In 1971, I had published a good bit of poetry but AR accepted one of my very earliest prose pieces. I had begun edging over toward prose so gradually that I hardly realized I was doing it; my first book of poems had ended with a long prose poem. What I sent to the Review was a series of vignettes, a portrait of my neighborhood on a gentrifying block in Brooklyn, described in rather heightened language that, without much concern for genre, I thought of as an essay. Certainly it wasn’t fiction. But in the issue in which it appeared, apparently somebody forgot to include the headings that customarily appear in the Table of Contents separating poetry from fiction from essays, and to my great astonishment my “Mainlanders” was chosen for the 1971 O. Henry Prize Stories (my first appearance there), and at a time when the “best” three stories were ranked, it was pronounced the third best in the collection. So I carry to this day huge gratitude to whoever was asleep at the switch. I hope he or she didn’t get into any trouble for such serendipitous inattention!
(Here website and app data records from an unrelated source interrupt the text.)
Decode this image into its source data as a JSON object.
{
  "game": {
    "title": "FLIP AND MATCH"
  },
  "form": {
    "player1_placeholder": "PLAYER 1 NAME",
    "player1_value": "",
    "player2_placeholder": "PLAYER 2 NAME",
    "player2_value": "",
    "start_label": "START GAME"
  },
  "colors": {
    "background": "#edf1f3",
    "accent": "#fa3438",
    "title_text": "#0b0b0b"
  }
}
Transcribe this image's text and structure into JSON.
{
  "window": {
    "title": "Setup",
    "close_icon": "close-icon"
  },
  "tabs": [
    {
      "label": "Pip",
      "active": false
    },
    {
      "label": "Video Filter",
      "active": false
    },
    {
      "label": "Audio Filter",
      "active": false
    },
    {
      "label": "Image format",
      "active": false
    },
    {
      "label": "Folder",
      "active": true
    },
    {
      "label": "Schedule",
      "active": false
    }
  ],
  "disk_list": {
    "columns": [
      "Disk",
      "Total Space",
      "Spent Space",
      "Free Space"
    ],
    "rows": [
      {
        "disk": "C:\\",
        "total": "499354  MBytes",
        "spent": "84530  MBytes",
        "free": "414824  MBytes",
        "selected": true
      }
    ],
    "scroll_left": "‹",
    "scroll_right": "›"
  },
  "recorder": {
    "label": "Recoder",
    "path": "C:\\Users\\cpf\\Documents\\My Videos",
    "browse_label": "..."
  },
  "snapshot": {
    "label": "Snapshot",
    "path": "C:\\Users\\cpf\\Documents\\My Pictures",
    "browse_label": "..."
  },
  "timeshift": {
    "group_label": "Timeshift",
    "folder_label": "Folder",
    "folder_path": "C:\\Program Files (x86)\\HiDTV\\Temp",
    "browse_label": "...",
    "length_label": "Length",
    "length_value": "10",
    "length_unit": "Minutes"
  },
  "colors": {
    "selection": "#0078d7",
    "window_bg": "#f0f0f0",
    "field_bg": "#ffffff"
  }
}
Rosellen Brown has published widely in magazines and her stories have appeared frequently in O. Henry Prize Stories, Best American Short Stories and Pushcart Prizes. One is included in the best-sellerBest Short Stories of the Century, edited by John Updike.
She has been the recipient of an award in literature from the American Academy and Institute of Arts and Letters and fellowships from the Guggenheim Foundation, the Ingram Merrill Foundation, the Bunting Institute, the Howard Foundation, and twice from the National Endowment for the Arts, and was selected one of Ms. Magazine’s 12 “Women of the Year” in 1984. Some Deaths in the Delta was a National Council on the Arts prize selection and Civil Wars won the Janet Kafka Prize for the best novel by an American woman in 1984. Rosellen Brown teaches in the MFA program at the School of the Art Institute of Chicago http://rosellenbrown.com/#home
© The Antioch Review, 2015